  • <iframe src="https://www.npr.org/player/embed/1047735093/1047735094" width="100%" height="290" frameborder="0" scrolling="no" title="NPR embedded audio player">
  • Transcript

Senate Minority Leader Mitch McConnell, R-Ky., led opposition among Republicans to a voting rights bill that centrist Democrat Joe Manchin of West Virginia hoped to corrall GOP votes for. Mandel Ngan/AFP via Getty Images hide caption

toggle caption
Mandel Ngan/AFP via Getty Images

Sarah Audelo, seen during a 2016 event when she held a top role at Rock The Vote, has spent years in Democratic politics. She is stepping down from her current role as the executive director at Alliance for Youth Action to make way for younger leaders. Michael Kovac/Getty Images hide caption

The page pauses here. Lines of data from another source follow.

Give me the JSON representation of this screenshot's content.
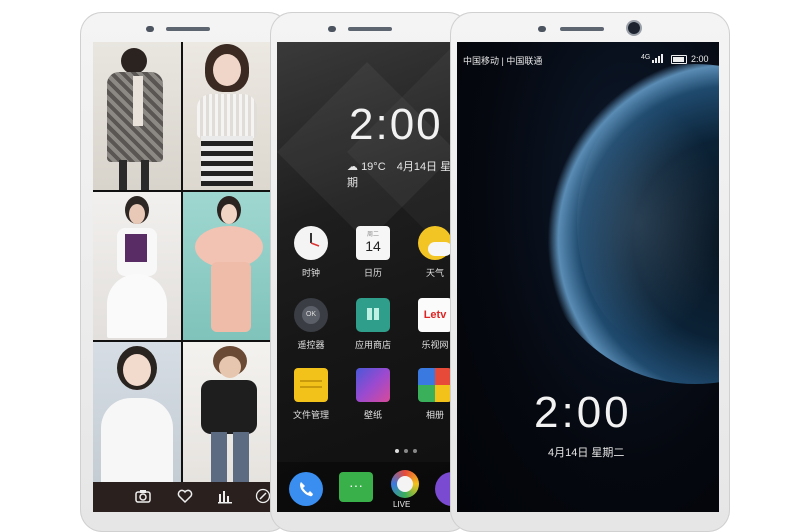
{
  "gallery": {
    "toolbar_icons": [
      "camera-icon",
      "heart-icon",
      "bars-icon",
      "brush-icon"
    ]
  },
  "home": {
    "clock": "2:00",
    "temperature": "19°C",
    "date": "4月14日 星期",
    "apps": [
      {
        "label": "时钟",
        "icon": "clock-icon"
      },
      {
        "label": "日历",
        "icon": "calendar-icon",
        "calendar_weekday": "周二",
        "calendar_day": "14"
      },
      {
        "label": "天气",
        "icon": "weather-icon"
      },
      {
        "label": "遥控器",
        "icon": "remote-icon",
        "badge": "OK"
      },
      {
        "label": "应用商店",
        "icon": "store-icon"
      },
      {
        "label": "乐视网",
        "icon": "letv-icon",
        "logo": "Letv"
      },
      {
        "label": "文件管理",
        "icon": "folder-icon"
      },
      {
        "label": "壁纸",
        "icon": "wallpaper-icon"
      },
      {
        "label": "相册",
        "icon": "album-icon"
      }
    ],
    "dock": [
      {
        "icon": "phone-icon"
      },
      {
        "icon": "messages-icon"
      },
      {
        "icon": "live-icon",
        "label": "LIVE"
      },
      {
        "icon": "music-icon"
      }
    ]
  },
  "lock": {
    "carriers": "中国移动 | 中国联通",
    "network": "4G",
    "status_time": "2:00",
    "clock": "2:00",
    "date": "4月14日  星期二"
  },
  "colors": {
    "letv_red": "#e02424",
    "store_green": "#2f9e8a",
    "folder_yellow": "#f2c21b"
  }
}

toggle caption
Michael Kovac/Getty Images

Kristen Clarke, Assistant Attorney General for the civil rights division, speaks at a news conference at the Department of Justice on June 25 to announce that the Department of Justice would be suing the state of Georgia over it's new election laws. She urged lawmakers on Wednesday to restore protections in the landmark Voting Rights Act. Anna Moneymaker/Getty Images hide caption

toggle caption
Anna Moneymaker/Getty Images

Iowa state Rep. Joe Mitchell was first elected at age 21 and is now the co-founder of an organization looking to recruit fellow young conservatives to seek public office. Charlie Neibergall/AP hide caption

toggle caption
Charlie Neibergall/AP

Snapchat is adding a feature to help young users run for political office

  • Download
  • <iframe src="https://www.npr.org/player/embed/1043017903/1043279035" width="100%" height="290" frameborder="0" scrolling="no" title="NPR embedded audio player">
  • Transcript